▶ **Directions**:
In the entries below, how many lines contain the string "JSON"? Give the number by itself.

*** Opening Listed records ***

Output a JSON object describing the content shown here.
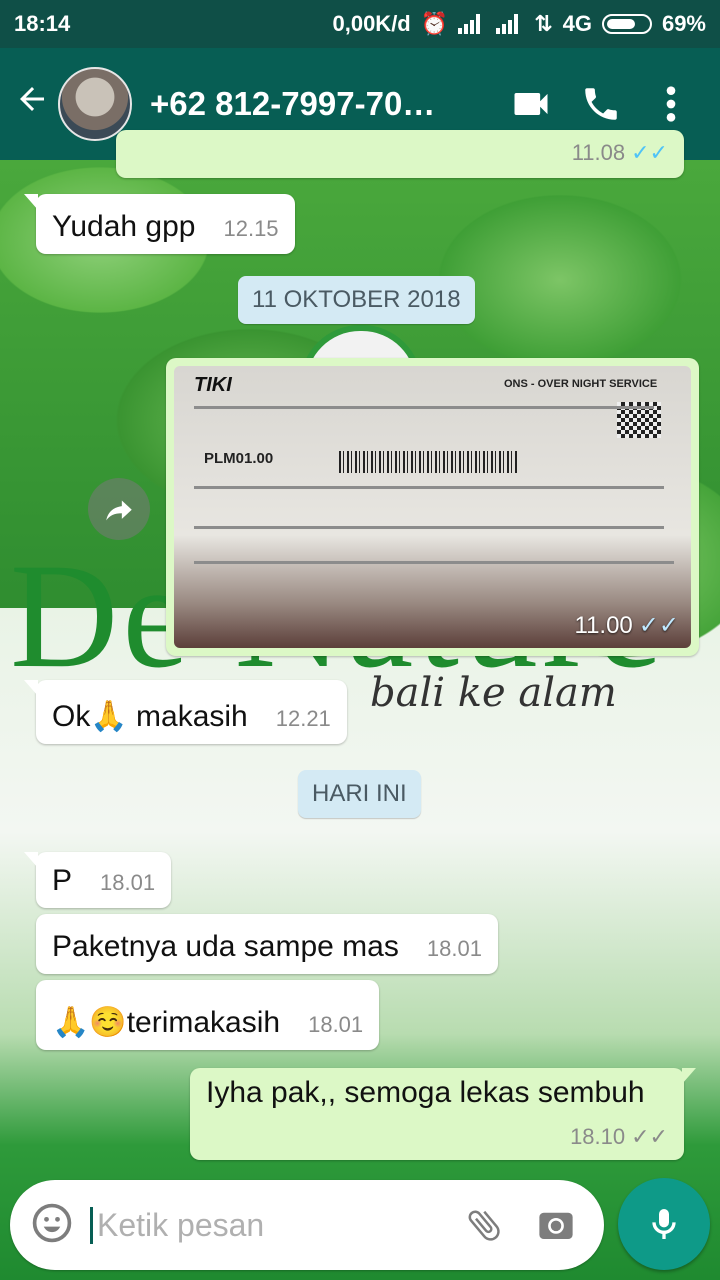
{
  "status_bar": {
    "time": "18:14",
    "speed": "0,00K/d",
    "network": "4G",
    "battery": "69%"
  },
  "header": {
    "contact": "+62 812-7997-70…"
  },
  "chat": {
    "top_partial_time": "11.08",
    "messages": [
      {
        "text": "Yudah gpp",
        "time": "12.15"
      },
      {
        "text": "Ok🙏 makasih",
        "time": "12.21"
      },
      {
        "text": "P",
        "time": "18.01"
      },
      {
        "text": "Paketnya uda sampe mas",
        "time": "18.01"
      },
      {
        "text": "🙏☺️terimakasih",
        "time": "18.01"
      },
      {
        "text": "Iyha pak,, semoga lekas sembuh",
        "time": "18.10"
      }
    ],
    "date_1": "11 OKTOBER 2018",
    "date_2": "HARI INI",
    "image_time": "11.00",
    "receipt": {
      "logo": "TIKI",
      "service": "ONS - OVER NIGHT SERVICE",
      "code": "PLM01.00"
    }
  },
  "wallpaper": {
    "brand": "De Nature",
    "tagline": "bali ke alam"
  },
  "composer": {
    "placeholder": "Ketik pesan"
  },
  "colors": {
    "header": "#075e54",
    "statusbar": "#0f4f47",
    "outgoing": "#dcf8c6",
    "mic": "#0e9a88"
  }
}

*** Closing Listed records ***
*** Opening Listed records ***

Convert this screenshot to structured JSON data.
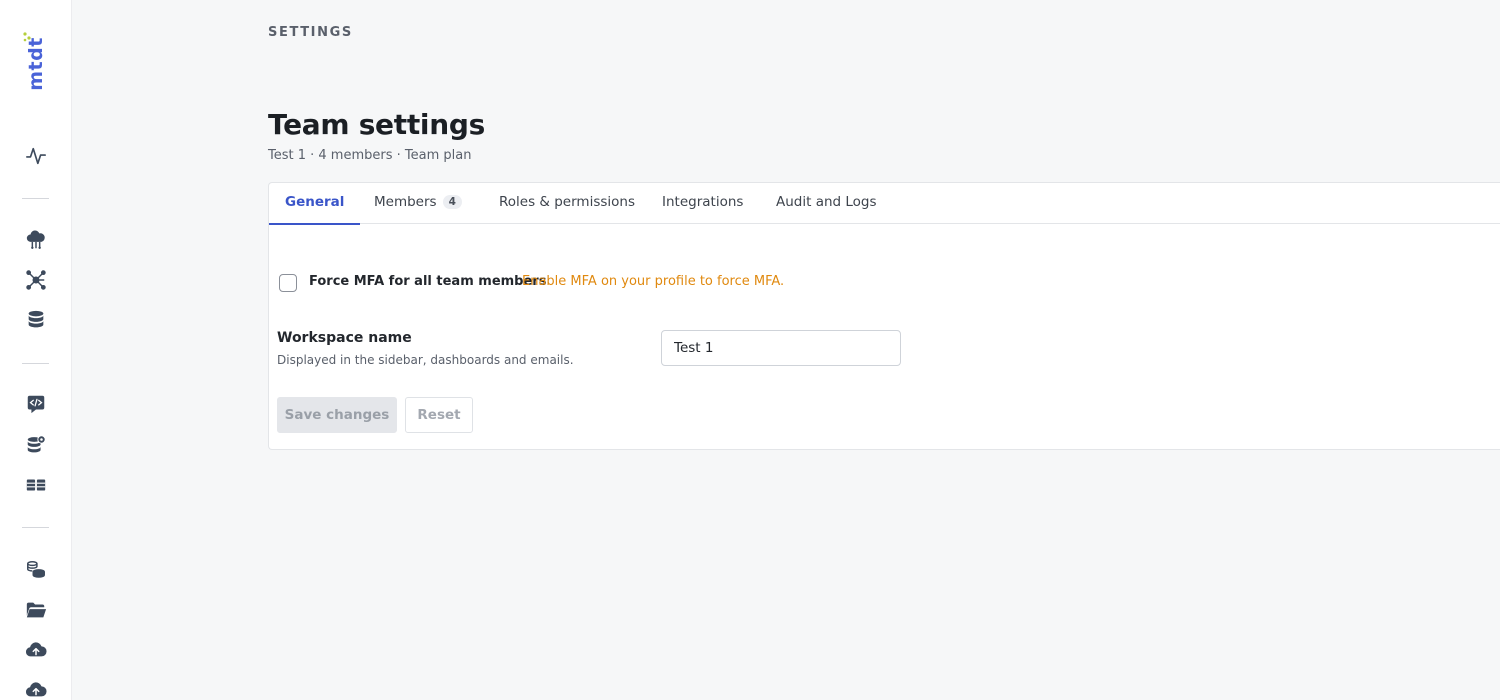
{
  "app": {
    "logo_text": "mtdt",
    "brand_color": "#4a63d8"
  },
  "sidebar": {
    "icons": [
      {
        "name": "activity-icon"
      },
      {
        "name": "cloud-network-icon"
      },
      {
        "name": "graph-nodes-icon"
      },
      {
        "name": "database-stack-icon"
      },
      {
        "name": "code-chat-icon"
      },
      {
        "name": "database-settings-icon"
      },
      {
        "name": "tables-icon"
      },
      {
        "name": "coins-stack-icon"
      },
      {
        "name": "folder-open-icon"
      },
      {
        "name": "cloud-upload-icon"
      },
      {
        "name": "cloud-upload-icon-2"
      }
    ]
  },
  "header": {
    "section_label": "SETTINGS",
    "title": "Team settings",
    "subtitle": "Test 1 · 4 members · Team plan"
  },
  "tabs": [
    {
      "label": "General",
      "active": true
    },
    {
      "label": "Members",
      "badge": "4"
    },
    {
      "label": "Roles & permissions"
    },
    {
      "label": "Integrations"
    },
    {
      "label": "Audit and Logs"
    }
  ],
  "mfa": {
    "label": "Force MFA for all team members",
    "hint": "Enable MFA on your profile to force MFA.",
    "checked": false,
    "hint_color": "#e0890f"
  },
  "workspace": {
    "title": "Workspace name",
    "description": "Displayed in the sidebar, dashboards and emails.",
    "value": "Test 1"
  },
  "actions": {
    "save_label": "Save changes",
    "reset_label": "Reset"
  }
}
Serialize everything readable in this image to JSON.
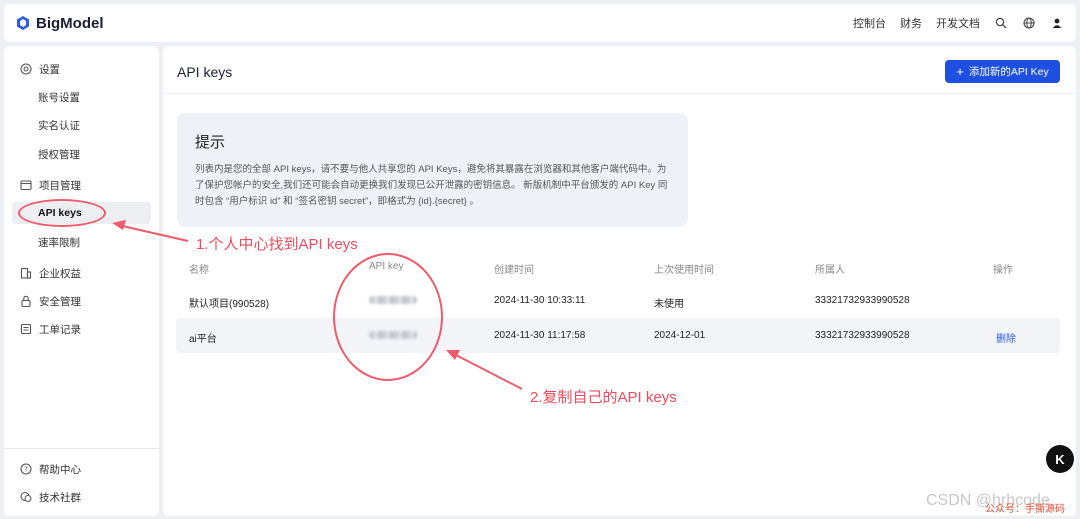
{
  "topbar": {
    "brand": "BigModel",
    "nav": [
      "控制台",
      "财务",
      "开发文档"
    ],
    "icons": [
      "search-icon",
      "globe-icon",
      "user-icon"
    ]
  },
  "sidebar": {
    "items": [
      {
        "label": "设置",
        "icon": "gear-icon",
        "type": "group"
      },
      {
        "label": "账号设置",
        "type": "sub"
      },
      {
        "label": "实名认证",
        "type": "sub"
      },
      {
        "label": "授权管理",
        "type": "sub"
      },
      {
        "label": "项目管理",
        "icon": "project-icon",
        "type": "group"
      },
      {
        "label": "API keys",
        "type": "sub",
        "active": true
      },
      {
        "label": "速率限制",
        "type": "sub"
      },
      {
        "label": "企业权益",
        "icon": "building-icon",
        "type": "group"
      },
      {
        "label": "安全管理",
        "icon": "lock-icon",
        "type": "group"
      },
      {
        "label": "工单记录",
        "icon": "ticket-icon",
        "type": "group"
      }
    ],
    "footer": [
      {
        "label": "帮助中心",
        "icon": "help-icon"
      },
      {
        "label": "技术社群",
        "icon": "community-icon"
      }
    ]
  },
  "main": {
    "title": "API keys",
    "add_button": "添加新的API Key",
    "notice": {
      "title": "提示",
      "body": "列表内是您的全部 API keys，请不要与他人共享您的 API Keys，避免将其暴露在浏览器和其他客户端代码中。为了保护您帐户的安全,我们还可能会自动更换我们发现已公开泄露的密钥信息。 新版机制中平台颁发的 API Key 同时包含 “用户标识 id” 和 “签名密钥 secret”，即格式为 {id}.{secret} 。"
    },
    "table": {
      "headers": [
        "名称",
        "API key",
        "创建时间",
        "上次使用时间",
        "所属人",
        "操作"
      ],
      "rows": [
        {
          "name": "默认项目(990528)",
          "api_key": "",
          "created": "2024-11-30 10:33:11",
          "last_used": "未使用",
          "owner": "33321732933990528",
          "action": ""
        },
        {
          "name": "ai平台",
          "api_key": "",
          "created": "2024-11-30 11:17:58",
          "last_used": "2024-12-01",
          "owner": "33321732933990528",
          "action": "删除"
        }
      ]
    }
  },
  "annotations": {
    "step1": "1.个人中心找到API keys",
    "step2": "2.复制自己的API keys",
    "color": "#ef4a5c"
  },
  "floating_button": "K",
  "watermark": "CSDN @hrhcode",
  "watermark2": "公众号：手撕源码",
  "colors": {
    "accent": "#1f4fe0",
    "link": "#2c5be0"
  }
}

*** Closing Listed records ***
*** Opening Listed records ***

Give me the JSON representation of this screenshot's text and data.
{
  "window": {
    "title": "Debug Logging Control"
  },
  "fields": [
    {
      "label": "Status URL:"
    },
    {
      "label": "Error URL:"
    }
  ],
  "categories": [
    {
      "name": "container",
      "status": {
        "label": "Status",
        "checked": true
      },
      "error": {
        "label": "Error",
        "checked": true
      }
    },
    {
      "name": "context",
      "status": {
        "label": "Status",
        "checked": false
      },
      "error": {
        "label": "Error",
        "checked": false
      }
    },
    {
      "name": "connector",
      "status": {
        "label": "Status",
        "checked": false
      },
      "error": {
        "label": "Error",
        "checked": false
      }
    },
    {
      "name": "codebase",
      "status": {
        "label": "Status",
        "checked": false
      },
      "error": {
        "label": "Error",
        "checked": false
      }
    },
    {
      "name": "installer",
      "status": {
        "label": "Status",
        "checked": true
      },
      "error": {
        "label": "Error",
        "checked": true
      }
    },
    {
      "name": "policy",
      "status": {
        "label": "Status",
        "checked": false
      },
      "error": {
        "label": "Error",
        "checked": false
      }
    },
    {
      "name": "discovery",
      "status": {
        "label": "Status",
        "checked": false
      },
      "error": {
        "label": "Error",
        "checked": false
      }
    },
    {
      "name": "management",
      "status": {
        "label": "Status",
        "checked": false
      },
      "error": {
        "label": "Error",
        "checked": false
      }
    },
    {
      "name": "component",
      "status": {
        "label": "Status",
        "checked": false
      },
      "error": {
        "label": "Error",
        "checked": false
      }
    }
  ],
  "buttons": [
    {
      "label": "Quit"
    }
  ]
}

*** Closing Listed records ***

▶ **Answer**:
4